··· Working data

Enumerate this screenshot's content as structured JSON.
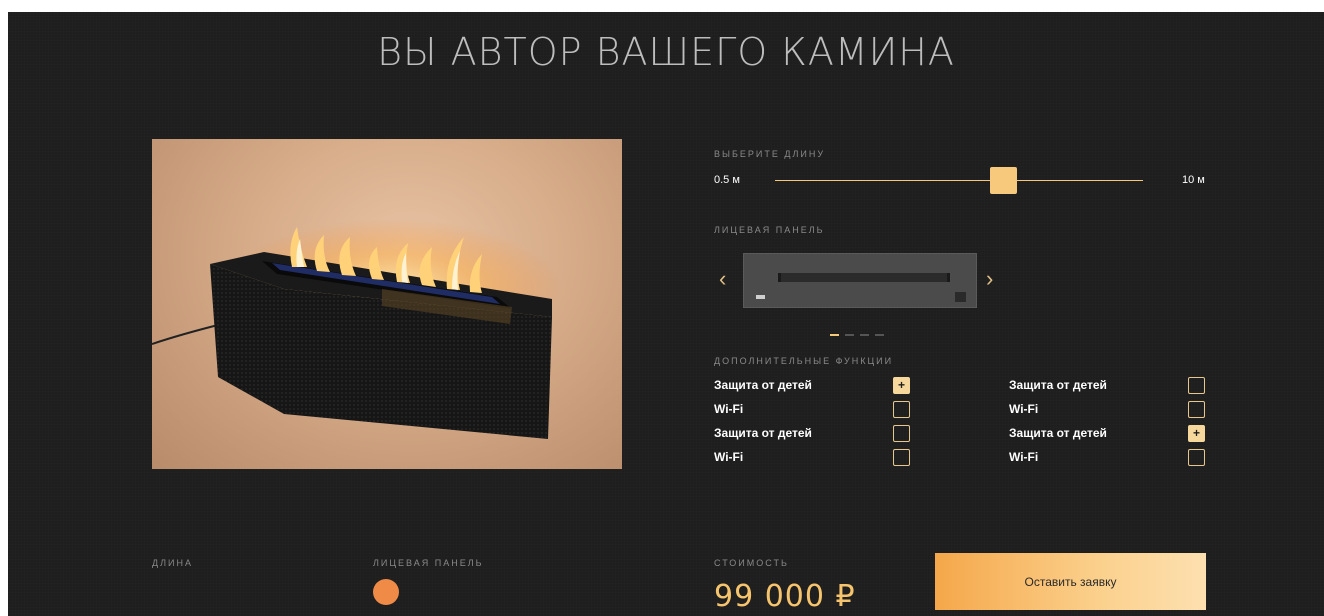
{
  "title": "ВЫ АВТОР ВАШЕГО КАМИНА",
  "length": {
    "label": "ВЫБЕРИТЕ ДЛИНУ",
    "min_label": "0.5 м",
    "max_label": "10 м",
    "slider_fraction": 0.62
  },
  "panel": {
    "label": "ЛИЦЕВАЯ ПАНЕЛЬ",
    "prev_icon": "chevron-left-icon",
    "next_icon": "chevron-right-icon",
    "prev_glyph": "‹",
    "next_glyph": "›",
    "slides_total": 4,
    "active_slide": 1
  },
  "functions": {
    "label": "ДОПОЛНИТЕЛЬНЫЕ ФУНКЦИИ",
    "check_glyph": "+",
    "left": [
      {
        "name": "Защита от детей",
        "checked": true
      },
      {
        "name": "Wi-Fi",
        "checked": false
      },
      {
        "name": "Защита от детей",
        "checked": false
      },
      {
        "name": "Wi-Fi",
        "checked": false
      }
    ],
    "right": [
      {
        "name": "Защита от детей",
        "checked": false
      },
      {
        "name": "Wi-Fi",
        "checked": false
      },
      {
        "name": "Защита от детей",
        "checked": true
      },
      {
        "name": "Wi-Fi",
        "checked": false
      }
    ]
  },
  "summary": {
    "length_label": "ДЛИНА",
    "panel_label": "ЛИЦЕВАЯ ПАНЕЛЬ",
    "panel_color": "#f08a47",
    "cost_label": "СТОИМОСТЬ",
    "price": "99 000 ₽",
    "cta_label": "Оставить заявку"
  },
  "colors": {
    "accent": "#f5c77a",
    "background": "#1e1e1e"
  }
}
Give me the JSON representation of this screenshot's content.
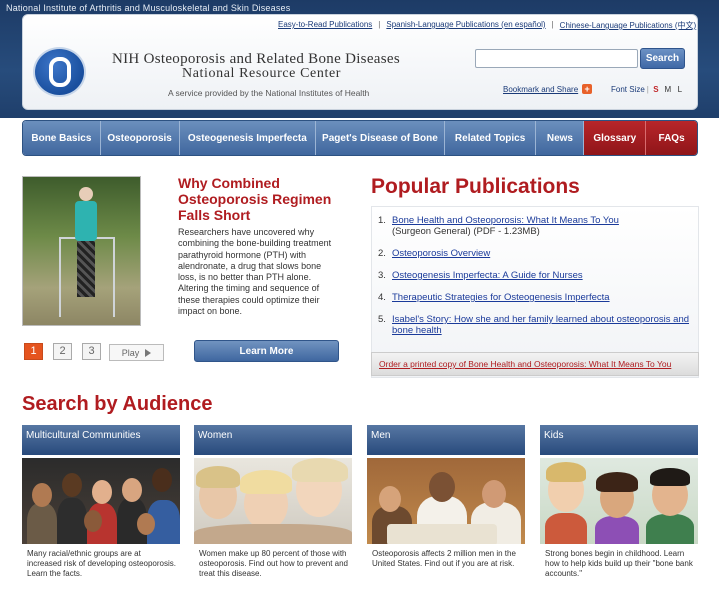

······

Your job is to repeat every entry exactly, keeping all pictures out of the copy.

Enumerate this screenshot's content as structured JSON.
{
  "title": "ВЫ АВТОР ВАШЕГО КАМИНА",
  "length": {
    "label": "ВЫБЕРИТЕ ДЛИНУ",
    "min_label": "0.5 м",
    "max_label": "10 м",
    "slider_fraction": 0.62
  },
  "panel": {
    "label": "ЛИЦЕВАЯ ПАНЕЛЬ",
    "prev_icon": "chevron-left-icon",
    "next_icon": "chevron-right-icon",
    "prev_glyph": "‹",
    "next_glyph": "›",
    "slides_total": 4,
    "active_slide": 1
  },
  "functions": {
    "label": "ДОПОЛНИТЕЛЬНЫЕ ФУНКЦИИ",
    "check_glyph": "+",
    "left": [
      {
        "name": "Защита от детей",
        "checked": true
      },
      {
        "name": "Wi-Fi",
        "checked": false
      },
      {
        "name": "Защита от детей",
        "checked": false
      },
      {
        "name": "Wi-Fi",
        "checked": false
      }
    ],
    "right": [
      {
        "name": "Защита от детей",
        "checked": false
      },
      {
        "name": "Wi-Fi",
        "checked": false
      },
      {
        "name": "Защита от детей",
        "checked": true
      },
      {
        "name": "Wi-Fi",
        "checked": false
      }
    ]
  },
  "summary": {
    "length_label": "ДЛИНА",
    "panel_label": "ЛИЦЕВАЯ ПАНЕЛЬ",
    "panel_color": "#f08a47",
    "cost_label": "СТОИМОСТЬ",
    "price": "99 000 ₽",
    "cta_label": "Оставить заявку"
  },
  "colors": {
    "accent": "#f5c77a",
    "background": "#1e1e1e"
  }
}
Give me the JSON representation of this screenshot's content.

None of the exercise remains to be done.